[[ GIVEN ENTRIES open ]]

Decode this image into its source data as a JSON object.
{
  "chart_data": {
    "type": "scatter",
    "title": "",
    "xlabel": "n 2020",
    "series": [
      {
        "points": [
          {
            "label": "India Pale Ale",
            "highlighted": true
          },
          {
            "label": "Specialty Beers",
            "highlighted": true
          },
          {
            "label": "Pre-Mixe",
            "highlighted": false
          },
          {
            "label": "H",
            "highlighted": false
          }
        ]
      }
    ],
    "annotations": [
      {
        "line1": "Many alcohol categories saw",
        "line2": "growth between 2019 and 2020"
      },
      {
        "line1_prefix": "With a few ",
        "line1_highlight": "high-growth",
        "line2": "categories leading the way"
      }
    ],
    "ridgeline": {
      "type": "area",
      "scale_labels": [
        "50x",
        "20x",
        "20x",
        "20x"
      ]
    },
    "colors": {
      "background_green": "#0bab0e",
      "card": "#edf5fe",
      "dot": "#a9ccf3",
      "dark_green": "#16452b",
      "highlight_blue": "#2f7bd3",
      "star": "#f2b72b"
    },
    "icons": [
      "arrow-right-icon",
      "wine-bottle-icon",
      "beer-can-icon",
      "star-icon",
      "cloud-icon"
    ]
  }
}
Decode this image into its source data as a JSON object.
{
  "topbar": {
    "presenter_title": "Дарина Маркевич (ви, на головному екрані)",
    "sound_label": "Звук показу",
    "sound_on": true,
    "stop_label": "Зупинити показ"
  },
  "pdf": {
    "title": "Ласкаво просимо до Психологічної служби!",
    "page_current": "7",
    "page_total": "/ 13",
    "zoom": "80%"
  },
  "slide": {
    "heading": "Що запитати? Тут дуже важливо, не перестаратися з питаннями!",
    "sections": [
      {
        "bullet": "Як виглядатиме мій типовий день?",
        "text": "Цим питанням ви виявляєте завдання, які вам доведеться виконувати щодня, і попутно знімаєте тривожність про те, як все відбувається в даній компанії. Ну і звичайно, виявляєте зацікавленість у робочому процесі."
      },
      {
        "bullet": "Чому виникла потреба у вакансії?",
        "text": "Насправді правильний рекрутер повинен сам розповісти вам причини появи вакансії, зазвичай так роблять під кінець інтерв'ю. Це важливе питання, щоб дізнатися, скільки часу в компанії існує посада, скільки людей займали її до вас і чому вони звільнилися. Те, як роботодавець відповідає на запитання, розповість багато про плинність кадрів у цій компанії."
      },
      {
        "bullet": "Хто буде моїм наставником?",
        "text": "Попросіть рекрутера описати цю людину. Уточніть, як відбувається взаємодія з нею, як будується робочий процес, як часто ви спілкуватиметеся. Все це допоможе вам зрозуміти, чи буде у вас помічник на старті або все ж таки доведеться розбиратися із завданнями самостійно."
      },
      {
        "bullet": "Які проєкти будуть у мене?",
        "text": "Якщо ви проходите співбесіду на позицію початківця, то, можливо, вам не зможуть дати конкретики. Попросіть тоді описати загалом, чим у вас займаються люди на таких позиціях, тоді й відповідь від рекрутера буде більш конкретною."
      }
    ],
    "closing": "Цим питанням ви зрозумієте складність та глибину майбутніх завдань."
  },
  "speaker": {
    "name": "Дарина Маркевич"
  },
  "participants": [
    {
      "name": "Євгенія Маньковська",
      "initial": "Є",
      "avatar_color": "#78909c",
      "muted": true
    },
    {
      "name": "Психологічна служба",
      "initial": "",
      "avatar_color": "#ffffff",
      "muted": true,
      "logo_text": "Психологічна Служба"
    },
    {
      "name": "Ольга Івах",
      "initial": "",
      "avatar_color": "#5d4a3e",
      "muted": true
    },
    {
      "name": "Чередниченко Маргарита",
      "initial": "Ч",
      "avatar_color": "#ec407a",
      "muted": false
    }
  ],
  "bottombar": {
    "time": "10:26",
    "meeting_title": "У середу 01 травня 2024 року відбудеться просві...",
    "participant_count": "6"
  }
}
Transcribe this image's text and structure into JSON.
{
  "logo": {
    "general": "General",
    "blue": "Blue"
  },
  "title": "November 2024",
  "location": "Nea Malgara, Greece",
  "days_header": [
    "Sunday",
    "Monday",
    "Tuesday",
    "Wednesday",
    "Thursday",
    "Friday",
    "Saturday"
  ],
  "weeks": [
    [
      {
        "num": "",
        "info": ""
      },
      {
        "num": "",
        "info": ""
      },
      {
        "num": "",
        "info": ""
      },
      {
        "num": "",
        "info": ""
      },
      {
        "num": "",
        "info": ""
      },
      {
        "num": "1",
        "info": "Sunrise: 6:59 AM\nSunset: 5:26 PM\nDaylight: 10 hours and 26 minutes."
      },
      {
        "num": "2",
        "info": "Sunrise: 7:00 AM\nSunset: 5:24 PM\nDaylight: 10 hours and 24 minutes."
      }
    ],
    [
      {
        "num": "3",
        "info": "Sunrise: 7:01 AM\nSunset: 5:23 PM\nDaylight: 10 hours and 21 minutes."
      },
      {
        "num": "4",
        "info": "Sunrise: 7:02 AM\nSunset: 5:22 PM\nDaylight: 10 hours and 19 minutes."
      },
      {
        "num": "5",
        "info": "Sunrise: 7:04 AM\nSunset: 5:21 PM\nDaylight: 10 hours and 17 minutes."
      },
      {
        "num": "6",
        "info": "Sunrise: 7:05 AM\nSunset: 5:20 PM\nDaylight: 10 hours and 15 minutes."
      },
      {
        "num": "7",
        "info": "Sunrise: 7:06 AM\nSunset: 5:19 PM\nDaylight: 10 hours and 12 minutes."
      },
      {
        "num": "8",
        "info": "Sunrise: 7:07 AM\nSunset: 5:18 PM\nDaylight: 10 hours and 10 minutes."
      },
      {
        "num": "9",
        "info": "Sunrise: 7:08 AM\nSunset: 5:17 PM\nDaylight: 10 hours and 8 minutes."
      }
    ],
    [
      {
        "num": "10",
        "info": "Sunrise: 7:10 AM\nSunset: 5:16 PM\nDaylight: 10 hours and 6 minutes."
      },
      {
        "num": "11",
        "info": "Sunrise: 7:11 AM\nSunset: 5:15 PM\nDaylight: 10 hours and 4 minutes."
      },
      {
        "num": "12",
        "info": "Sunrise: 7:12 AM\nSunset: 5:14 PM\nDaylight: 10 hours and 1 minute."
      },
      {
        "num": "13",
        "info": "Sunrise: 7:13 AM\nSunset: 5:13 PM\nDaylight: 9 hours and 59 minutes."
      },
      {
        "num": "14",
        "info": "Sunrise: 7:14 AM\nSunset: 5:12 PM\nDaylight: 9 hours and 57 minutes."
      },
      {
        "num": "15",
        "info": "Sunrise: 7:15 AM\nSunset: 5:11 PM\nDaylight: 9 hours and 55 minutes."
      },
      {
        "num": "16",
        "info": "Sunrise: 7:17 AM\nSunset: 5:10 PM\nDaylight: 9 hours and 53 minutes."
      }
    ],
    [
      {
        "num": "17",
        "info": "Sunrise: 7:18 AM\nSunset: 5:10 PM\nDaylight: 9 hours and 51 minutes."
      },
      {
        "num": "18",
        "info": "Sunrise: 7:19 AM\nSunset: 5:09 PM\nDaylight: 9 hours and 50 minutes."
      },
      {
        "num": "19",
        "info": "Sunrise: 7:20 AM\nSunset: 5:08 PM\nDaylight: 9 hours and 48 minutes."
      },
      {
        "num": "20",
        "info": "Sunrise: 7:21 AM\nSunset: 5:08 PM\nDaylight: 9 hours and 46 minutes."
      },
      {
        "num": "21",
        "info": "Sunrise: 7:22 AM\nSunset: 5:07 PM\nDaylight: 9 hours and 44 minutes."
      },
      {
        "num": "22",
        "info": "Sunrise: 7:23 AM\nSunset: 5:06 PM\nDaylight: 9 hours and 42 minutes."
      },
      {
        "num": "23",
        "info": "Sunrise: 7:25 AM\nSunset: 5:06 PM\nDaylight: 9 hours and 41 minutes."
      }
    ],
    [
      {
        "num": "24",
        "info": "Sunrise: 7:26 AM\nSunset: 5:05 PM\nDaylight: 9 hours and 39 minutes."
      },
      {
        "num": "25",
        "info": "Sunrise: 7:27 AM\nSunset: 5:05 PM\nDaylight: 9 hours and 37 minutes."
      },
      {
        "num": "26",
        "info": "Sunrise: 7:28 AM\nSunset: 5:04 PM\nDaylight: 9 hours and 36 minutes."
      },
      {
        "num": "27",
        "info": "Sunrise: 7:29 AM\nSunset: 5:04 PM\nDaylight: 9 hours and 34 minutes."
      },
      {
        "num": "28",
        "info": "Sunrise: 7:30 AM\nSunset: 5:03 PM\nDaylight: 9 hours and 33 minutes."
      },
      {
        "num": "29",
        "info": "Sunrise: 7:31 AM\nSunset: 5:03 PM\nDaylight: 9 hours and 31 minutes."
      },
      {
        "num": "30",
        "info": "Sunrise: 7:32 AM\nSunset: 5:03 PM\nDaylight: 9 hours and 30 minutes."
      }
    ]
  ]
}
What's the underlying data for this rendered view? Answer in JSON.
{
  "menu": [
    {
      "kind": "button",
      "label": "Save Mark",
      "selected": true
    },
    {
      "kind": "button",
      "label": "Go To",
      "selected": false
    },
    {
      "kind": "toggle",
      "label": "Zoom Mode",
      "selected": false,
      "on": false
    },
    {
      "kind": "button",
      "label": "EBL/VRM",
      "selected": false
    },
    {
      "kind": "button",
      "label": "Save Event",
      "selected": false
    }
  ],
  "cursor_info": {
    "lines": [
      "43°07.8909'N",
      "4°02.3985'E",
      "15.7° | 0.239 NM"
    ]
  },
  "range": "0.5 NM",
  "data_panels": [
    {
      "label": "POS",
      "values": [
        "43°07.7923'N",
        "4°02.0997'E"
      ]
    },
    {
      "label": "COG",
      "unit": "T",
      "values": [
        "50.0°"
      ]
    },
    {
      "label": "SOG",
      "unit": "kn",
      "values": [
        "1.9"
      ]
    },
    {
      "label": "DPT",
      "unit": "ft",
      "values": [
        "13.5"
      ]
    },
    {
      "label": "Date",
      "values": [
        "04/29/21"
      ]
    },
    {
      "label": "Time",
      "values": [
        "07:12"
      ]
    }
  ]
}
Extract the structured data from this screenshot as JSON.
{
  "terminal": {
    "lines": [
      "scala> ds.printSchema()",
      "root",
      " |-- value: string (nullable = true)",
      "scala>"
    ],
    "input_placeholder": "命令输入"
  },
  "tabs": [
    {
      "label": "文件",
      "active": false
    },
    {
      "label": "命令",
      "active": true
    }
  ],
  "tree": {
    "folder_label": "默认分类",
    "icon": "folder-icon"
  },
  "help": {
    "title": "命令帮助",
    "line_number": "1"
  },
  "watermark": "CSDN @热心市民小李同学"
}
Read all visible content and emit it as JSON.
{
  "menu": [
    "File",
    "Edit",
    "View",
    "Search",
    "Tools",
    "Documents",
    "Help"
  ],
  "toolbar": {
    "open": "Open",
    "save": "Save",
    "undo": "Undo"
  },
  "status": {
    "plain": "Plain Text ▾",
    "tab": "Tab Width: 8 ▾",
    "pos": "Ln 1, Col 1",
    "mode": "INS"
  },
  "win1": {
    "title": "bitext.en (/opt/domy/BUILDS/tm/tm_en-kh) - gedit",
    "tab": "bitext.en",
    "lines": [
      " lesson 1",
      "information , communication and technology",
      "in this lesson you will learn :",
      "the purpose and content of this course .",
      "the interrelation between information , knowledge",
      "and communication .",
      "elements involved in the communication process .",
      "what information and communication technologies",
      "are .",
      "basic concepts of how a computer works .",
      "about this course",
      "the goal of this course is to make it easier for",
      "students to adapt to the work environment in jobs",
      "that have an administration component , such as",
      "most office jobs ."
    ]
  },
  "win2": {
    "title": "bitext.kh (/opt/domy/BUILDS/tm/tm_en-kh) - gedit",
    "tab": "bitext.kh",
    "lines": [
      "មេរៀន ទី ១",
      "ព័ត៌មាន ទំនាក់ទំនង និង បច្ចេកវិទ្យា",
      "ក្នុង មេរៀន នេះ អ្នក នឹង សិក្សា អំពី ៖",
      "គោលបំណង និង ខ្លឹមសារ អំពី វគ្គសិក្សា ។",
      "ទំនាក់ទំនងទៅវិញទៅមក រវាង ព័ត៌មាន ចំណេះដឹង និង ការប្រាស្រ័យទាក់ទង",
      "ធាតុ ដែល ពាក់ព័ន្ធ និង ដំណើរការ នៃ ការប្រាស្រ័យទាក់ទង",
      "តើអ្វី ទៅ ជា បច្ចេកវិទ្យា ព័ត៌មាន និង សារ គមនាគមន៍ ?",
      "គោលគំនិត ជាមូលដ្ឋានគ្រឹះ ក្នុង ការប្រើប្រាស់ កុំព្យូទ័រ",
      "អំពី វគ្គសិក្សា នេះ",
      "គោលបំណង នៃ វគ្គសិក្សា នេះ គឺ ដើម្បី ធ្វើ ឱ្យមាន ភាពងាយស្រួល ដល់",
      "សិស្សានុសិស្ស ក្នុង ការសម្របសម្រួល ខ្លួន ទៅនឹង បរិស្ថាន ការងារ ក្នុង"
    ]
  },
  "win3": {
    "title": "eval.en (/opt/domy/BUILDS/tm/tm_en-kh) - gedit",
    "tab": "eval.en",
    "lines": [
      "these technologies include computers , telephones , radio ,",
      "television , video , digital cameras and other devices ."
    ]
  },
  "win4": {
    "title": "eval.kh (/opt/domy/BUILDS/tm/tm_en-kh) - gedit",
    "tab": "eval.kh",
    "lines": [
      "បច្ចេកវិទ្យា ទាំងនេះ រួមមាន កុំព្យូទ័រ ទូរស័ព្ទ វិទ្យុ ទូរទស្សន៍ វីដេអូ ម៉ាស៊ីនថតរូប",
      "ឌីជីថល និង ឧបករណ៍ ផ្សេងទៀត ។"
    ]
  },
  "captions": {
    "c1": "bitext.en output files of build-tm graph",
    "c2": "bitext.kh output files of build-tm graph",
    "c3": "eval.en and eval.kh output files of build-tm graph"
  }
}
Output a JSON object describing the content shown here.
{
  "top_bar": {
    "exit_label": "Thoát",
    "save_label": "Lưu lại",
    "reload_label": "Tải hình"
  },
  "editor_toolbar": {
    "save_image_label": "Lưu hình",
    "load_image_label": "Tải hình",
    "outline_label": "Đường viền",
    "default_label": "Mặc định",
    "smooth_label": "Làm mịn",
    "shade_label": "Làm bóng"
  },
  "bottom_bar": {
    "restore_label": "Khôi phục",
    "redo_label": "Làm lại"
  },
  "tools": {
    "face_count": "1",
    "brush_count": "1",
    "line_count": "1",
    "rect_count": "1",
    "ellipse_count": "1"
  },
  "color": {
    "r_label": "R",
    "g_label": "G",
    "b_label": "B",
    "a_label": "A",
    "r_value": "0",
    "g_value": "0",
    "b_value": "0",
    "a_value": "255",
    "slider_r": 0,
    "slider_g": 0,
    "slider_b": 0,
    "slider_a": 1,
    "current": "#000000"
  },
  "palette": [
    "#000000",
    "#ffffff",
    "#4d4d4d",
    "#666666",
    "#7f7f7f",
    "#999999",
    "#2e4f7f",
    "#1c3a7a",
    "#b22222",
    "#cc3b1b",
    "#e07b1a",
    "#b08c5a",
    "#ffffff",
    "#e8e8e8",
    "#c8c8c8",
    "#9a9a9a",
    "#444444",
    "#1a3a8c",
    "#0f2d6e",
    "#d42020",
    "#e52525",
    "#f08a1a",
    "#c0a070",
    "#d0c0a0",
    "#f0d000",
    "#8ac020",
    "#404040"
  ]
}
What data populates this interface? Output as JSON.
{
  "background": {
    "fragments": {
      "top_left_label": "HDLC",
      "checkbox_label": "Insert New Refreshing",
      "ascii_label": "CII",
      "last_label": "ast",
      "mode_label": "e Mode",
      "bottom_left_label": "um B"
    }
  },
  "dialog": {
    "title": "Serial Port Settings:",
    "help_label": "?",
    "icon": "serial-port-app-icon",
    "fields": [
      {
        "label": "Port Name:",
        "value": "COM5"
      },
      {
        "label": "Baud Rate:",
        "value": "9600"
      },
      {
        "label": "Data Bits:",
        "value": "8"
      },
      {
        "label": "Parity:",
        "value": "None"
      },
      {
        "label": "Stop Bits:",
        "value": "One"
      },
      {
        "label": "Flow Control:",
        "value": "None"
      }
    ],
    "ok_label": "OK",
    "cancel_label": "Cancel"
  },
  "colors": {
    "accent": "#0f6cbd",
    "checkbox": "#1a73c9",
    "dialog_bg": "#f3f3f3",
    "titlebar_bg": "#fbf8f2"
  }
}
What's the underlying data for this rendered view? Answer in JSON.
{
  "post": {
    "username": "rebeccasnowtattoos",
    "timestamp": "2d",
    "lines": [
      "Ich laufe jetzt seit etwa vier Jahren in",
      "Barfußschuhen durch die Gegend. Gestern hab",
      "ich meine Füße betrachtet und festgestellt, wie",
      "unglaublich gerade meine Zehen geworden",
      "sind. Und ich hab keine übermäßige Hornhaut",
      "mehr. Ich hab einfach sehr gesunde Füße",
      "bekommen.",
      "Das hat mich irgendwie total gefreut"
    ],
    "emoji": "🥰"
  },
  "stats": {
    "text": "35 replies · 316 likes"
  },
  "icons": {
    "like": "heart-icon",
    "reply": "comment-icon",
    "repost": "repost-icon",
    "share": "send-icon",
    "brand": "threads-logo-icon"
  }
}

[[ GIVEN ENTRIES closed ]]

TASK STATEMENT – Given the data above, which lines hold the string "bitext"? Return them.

RESULT OF THIS TASK –
    "title": "bitext.en (/opt/domy/BUILDS/tm/tm_en-kh) - gedit",
    "tab": "bitext.en",
    "title": "bitext.kh (/opt/domy/BUILDS/tm/tm_en-kh) - gedit",
    "tab": "bitext.kh",
    "c1": "bitext.en output files of build-tm graph",
    "c2": "bitext.kh output files of build-tm graph",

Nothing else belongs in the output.